**DATA EXTRACT**
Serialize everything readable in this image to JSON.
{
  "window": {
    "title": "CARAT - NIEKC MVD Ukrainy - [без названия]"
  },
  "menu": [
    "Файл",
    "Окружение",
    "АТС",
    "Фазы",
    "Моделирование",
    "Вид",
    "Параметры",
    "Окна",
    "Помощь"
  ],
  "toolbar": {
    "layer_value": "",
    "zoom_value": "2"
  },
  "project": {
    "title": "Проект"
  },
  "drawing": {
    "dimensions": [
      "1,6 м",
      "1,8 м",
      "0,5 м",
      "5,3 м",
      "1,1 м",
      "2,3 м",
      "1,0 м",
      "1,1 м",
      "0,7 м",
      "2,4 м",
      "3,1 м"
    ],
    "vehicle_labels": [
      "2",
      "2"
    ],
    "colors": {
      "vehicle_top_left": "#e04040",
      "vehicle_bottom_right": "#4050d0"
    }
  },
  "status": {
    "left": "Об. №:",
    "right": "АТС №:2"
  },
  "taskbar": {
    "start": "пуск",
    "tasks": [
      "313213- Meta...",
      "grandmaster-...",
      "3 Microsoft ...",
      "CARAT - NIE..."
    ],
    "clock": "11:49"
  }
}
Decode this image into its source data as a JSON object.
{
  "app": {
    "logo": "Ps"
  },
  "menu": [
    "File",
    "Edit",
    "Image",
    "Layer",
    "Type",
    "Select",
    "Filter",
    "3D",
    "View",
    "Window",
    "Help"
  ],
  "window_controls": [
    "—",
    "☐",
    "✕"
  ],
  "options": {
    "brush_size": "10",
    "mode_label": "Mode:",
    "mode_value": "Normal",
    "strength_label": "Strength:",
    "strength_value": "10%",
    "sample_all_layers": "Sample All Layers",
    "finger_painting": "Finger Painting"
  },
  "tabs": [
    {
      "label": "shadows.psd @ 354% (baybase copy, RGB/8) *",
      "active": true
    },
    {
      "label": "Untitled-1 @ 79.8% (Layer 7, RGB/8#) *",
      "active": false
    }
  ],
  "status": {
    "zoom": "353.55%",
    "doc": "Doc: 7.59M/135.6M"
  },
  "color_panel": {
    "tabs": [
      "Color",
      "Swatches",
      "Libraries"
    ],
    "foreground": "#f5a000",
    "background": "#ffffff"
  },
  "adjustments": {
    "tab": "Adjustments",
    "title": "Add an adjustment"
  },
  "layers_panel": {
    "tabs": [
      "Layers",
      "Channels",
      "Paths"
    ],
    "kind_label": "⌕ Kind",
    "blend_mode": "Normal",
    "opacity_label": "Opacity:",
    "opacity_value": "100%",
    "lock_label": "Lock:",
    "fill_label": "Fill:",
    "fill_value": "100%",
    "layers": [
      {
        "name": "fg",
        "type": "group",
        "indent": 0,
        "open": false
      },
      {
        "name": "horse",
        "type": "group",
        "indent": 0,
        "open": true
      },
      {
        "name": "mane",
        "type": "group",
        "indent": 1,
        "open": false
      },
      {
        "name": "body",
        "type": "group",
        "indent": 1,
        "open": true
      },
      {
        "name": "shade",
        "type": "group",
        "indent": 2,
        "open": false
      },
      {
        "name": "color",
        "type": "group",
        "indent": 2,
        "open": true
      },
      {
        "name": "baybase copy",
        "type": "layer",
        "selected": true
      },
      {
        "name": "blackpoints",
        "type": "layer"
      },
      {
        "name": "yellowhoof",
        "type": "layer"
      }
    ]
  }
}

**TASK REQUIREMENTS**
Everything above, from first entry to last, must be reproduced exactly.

**RESULT FOR THIS TASK**
Serialize everything readable in this image to JSON.
{
  "window": {
    "title": "CARAT - NIEKC MVD Ukrainy - [без названия]"
  },
  "menu": [
    "Файл",
    "Окружение",
    "АТС",
    "Фазы",
    "Моделирование",
    "Вид",
    "Параметры",
    "Окна",
    "Помощь"
  ],
  "toolbar": {
    "layer_value": "",
    "zoom_value": "2"
  },
  "project": {
    "title": "Проект"
  },
  "drawing": {
    "dimensions": [
      "1,6 м",
      "1,8 м",
      "0,5 м",
      "5,3 м",
      "1,1 м",
      "2,3 м",
      "1,0 м",
      "1,1 м",
      "0,7 м",
      "2,4 м",
      "3,1 м"
    ],
    "vehicle_labels": [
      "2",
      "2"
    ],
    "colors": {
      "vehicle_top_left": "#e04040",
      "vehicle_bottom_right": "#4050d0"
    }
  },
  "status": {
    "left": "Об. №:",
    "right": "АТС №:2"
  },
  "taskbar": {
    "start": "пуск",
    "tasks": [
      "313213- Meta...",
      "grandmaster-...",
      "3 Microsoft ...",
      "CARAT - NIE..."
    ],
    "clock": "11:49"
  }
}
Decode this image into its source data as a JSON object.
{
  "app": {
    "logo": "Ps"
  },
  "menu": [
    "File",
    "Edit",
    "Image",
    "Layer",
    "Type",
    "Select",
    "Filter",
    "3D",
    "View",
    "Window",
    "Help"
  ],
  "window_controls": [
    "—",
    "☐",
    "✕"
  ],
  "options": {
    "brush_size": "10",
    "mode_label": "Mode:",
    "mode_value": "Normal",
    "strength_label": "Strength:",
    "strength_value": "10%",
    "sample_all_layers": "Sample All Layers",
    "finger_painting": "Finger Painting"
  },
  "tabs": [
    {
      "label": "shadows.psd @ 354% (baybase copy, RGB/8) *",
      "active": true
    },
    {
      "label": "Untitled-1 @ 79.8% (Layer 7, RGB/8#) *",
      "active": false
    }
  ],
  "status": {
    "zoom": "353.55%",
    "doc": "Doc: 7.59M/135.6M"
  },
  "color_panel": {
    "tabs": [
      "Color",
      "Swatches",
      "Libraries"
    ],
    "foreground": "#f5a000",
    "background": "#ffffff"
  },
  "adjustments": {
    "tab": "Adjustments",
    "title": "Add an adjustment"
  },
  "layers_panel": {
    "tabs": [
      "Layers",
      "Channels",
      "Paths"
    ],
    "kind_label": "⌕ Kind",
    "blend_mode": "Normal",
    "opacity_label": "Opacity:",
    "opacity_value": "100%",
    "lock_label": "Lock:",
    "fill_label": "Fill:",
    "fill_value": "100%",
    "layers": [
      {
        "name": "fg",
        "type": "group",
        "indent": 0,
        "open": false
      },
      {
        "name": "horse",
        "type": "group",
        "indent": 0,
        "open": true
      },
      {
        "name": "mane",
        "type": "group",
        "indent": 1,
        "open": false
      },
      {
        "name": "body",
        "type": "group",
        "indent": 1,
        "open": true
      },
      {
        "name": "shade",
        "type": "group",
        "indent": 2,
        "open": false
      },
      {
        "name": "color",
        "type": "group",
        "indent": 2,
        "open": true
      },
      {
        "name": "baybase copy",
        "type": "layer",
        "selected": true
      },
      {
        "name": "blackpoints",
        "type": "layer"
      },
      {
        "name": "yellowhoof",
        "type": "layer"
      }
    ]
  }
}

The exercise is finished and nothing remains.